- Birth/Death/Marriage/Adoption and other Vital Records Documents – The documents are needed in perpetuity. Any time you need to change records with the state or other significant changes you will probably need one or many of these documents. You’ll pay for the privilege of getting a replacement so you really should keep a copy in a fire box forever.
- Wills – This almost goes without saying, if you do not have a copy of your Will how is anyone going to find it when you are gone?
- Home Title Insurance – Keep this insurance until you sell your home or forever, whichever comes first.
- Record of Paid Off Mortgage – Scary enough during the financial crisis some poorly managed companies tried to foreclose on people’s houses that had no existing mortgage. Keep a copy of your paid off mortgage forever! Or at least until you sell your home.
Anything I missed? Any holding periods you disagree with? More importantly, do you think Comcast has found an alternate revenue stream in double collecting for returned cable modems?

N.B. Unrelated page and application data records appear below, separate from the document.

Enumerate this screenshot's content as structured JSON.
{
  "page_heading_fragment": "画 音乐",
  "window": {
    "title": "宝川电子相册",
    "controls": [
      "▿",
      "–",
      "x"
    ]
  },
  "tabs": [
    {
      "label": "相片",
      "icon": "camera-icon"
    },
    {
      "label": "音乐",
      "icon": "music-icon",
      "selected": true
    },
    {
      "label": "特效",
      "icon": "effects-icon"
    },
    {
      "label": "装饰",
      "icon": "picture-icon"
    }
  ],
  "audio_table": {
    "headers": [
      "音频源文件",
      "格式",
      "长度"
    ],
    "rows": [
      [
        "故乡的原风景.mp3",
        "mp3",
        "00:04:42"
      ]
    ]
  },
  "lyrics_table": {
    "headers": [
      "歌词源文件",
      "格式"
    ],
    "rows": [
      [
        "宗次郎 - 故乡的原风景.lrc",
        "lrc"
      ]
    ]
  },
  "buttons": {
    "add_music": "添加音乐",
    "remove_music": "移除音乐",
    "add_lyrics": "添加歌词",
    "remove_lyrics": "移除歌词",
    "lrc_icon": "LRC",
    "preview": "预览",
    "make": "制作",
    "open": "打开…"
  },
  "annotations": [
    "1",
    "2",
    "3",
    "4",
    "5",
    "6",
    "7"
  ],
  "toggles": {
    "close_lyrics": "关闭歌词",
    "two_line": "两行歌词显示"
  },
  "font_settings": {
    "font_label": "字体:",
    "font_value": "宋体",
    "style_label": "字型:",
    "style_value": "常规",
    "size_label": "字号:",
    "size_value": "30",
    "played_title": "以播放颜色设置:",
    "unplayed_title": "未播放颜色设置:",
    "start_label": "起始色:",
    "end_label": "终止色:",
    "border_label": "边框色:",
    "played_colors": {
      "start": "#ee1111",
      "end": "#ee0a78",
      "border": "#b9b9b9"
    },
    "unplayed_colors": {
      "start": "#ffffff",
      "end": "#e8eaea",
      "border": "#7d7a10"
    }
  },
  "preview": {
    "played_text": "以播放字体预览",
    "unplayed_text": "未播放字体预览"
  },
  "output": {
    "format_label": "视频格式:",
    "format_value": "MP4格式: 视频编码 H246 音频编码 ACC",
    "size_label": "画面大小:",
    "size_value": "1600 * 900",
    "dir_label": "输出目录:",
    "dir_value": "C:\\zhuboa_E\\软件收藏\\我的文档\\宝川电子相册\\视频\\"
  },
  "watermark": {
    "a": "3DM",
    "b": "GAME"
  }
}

One other reason for keeping tax documents forever: I just read a post by a person filing for social security. He found one year, in the middle of his career, where his income was listed as zero. The SSA wanted him to produce his W2 (among other documentation) for that year, as there is no cross-reference to any systems to retrieve the information. After waiting some months for his in-person appointment, a manual records update was made.
Of course, you could avoid this by checking your SS records regularly. But since the SSA stopped sending paper statements periodically, this depends on your own discipline to do.
Great point I hadn’t thought of, that would be an expensive mistake.
“Now that I’ve bored you with Queuing theory let’s take you to the comparatively exciting world of record retention.”
Lol , thank you for this. I thought it was going to be more data heavy because “queuing theory” has that sound. Didn’t realize it was about wait times and storing of documents lolololol.
Nice short article 🙂
Glad you liked it and thanks for commenting.